“My office is pleased to coordinate with federal and state law enforcement and regulatory agencies in this important initiative,” said Connecticut Attorney General George Jepsen. “Prescription drugs are heavily regulated for important health and safety reasons. Fraud and abuse associated with prescription drugs takes many forms. It is important for law enforcement and regulatory agencies to work together to combat misuse.”
In acknowledging the cooperation that CVS has provided to law enforcement during the investigation of this matter, U.S. Attorney Fein said “All health care providers and pharmacists must remain vigilant for signs of illegal acts involving prescription drugs and promptly notify law enforcement of such activity.”
In recent months, more than 40 individuals have been charged with various federal offenses as part of the U.S. Attorney’s Office’s expanded effort in combating the illegal trafficking of prescription drugs.
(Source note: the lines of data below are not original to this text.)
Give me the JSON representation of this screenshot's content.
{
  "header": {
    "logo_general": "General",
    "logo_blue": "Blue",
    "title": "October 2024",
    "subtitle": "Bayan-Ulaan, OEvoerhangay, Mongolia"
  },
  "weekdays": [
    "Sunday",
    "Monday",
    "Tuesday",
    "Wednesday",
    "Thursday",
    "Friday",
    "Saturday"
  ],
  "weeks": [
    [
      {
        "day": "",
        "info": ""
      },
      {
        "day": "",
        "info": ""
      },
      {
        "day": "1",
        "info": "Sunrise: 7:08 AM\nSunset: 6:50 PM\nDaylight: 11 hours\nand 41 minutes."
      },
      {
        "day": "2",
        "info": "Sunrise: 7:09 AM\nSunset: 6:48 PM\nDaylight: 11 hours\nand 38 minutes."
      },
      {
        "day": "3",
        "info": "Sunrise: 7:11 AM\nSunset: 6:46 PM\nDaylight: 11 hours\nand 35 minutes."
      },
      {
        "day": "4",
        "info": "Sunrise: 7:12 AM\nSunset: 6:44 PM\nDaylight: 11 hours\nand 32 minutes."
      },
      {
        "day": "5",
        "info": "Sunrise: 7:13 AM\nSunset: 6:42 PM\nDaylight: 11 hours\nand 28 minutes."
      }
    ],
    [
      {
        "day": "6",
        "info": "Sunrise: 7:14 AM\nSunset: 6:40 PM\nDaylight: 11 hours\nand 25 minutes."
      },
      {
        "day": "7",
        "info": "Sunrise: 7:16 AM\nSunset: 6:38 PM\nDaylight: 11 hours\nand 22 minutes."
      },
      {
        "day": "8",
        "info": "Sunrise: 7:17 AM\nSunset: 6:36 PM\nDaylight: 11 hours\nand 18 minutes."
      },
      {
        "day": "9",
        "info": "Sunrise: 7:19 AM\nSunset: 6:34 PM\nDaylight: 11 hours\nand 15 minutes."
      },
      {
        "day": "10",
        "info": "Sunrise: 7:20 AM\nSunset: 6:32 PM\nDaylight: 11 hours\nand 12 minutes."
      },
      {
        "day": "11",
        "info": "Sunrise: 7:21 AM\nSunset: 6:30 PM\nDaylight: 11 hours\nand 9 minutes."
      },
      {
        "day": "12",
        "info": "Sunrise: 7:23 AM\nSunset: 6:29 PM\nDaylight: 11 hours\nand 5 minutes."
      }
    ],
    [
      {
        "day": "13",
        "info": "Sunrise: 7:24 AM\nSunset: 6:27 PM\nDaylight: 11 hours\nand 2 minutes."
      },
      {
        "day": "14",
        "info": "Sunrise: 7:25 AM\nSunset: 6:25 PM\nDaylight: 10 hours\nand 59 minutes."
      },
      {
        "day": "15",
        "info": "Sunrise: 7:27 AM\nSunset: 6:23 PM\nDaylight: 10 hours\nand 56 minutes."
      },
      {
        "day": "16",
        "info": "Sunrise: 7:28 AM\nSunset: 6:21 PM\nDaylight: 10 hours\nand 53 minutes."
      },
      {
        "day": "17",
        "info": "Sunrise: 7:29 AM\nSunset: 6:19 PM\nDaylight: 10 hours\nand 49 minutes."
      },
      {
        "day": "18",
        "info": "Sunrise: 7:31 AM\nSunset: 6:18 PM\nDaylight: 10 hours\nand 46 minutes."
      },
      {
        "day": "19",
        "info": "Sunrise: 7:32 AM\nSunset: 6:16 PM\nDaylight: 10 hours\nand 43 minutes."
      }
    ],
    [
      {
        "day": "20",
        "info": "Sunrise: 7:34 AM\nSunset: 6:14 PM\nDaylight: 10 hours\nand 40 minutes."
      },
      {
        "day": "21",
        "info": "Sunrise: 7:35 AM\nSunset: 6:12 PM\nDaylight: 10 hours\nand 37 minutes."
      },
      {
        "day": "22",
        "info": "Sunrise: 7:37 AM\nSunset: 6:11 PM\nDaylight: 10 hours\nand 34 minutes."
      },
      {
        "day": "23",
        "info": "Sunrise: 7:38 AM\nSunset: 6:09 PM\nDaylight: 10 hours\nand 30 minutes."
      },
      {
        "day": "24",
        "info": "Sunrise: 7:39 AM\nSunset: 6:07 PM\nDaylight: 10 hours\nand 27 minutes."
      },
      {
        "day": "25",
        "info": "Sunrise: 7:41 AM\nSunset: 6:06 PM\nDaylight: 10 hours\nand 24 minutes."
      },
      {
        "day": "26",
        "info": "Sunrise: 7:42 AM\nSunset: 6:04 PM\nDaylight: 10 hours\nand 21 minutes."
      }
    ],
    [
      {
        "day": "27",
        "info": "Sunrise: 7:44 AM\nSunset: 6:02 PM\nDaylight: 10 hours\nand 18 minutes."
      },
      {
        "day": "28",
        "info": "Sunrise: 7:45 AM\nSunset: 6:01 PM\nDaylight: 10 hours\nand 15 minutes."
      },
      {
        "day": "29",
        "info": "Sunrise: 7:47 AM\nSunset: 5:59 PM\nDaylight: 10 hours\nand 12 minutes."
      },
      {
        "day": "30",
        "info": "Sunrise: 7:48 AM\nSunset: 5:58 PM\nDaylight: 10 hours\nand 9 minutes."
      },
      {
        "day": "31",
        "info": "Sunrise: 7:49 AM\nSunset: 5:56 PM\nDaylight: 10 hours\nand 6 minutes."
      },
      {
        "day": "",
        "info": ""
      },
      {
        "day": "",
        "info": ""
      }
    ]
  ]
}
In September 2011, as a result of Operation Blue Coast, 18 individuals, including three Transportation Security Administration officers and two law enforcement officers, were charged for their alleged involvement in a conspiracy to distribute oxycodone, a potent and highly-addictive prescription narcotic. In April 2011, 13 individuals were arrested as part of Operation Big Blue, a long-term wiretap investigation into a New Haven-area prescription narcotics trafficking ring.
On August 30, 2011, a grand jury in Hartford returned an indictment charging William Fabrizio, 27, of Milford, Jonathan Cosgrove, 26, of Wallingford and Raymond Zona, 39, of Wallingford, each with one count of conspiracy to possess with the intent to distribute oxycodone. It is alleged that Fabrizio, while employed as a pharmacy technician at a Walgreens in North Haven, conspired with Cosgrove and Zona to fill 18 fraudulent prescriptions for oxycodone. This matter is being investigated by the Drug Enforcement Administration and the North Haven, Wallingford and Milford Police Departments.
U.S. Attorney Fein has assigned an Investigator from his office to assist with the coordination of prescription drug cases and to assist law enforcement agencies in preparing cases for prosecution.
Each of the four individuals arrested today faces a maximum term of imprisonment of ten years and a fine of up to $500,000 if convicted of possession with intent to distribute Schedule III prescription drugs, a maximum term of imprisonment of five years and a fine of up to $250,000 if convicted of possession of with intent to distribute Schedule IV prescription drugs, and a maximum term of imprisonment of four years and a fine of up to $250,000 if convicted of illegally obtaining controlled substances. This matter is being prosecuted by Assistant United States Attorney David Sheldon.